- Assignment -
Lines of the material that include the word "Shift" are to be counted; only their number should be given.

- Data shown -
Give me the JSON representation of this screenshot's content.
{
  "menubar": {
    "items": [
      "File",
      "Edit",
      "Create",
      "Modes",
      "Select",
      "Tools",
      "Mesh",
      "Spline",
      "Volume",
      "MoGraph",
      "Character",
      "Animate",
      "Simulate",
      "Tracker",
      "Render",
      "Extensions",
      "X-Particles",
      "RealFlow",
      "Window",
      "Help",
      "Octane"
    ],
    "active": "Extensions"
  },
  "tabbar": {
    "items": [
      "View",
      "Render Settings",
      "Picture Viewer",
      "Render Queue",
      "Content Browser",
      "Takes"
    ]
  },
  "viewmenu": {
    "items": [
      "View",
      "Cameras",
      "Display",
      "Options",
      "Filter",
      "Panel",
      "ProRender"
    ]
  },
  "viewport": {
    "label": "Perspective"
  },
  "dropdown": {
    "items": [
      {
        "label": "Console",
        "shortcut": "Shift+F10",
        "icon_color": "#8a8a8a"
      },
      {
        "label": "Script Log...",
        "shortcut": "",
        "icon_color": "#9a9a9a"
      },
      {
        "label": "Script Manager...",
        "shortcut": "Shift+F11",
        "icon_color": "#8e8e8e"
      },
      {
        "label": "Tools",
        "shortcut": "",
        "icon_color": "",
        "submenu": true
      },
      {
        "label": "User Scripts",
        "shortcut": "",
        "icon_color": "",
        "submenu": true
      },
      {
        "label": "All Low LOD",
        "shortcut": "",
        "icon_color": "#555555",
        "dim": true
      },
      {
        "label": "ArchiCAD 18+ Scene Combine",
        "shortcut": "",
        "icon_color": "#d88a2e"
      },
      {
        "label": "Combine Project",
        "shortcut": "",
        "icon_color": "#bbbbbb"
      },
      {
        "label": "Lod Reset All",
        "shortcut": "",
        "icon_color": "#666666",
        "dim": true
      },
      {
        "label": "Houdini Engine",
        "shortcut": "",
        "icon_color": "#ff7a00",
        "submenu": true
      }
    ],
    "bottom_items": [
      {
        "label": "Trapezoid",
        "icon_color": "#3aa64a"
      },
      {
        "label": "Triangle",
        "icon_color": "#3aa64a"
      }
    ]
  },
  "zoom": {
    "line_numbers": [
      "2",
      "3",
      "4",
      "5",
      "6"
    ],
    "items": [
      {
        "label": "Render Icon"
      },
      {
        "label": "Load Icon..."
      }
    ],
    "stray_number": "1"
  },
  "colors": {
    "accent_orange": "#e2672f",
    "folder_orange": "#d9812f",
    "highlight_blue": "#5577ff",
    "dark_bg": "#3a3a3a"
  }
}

- Expected answer -
2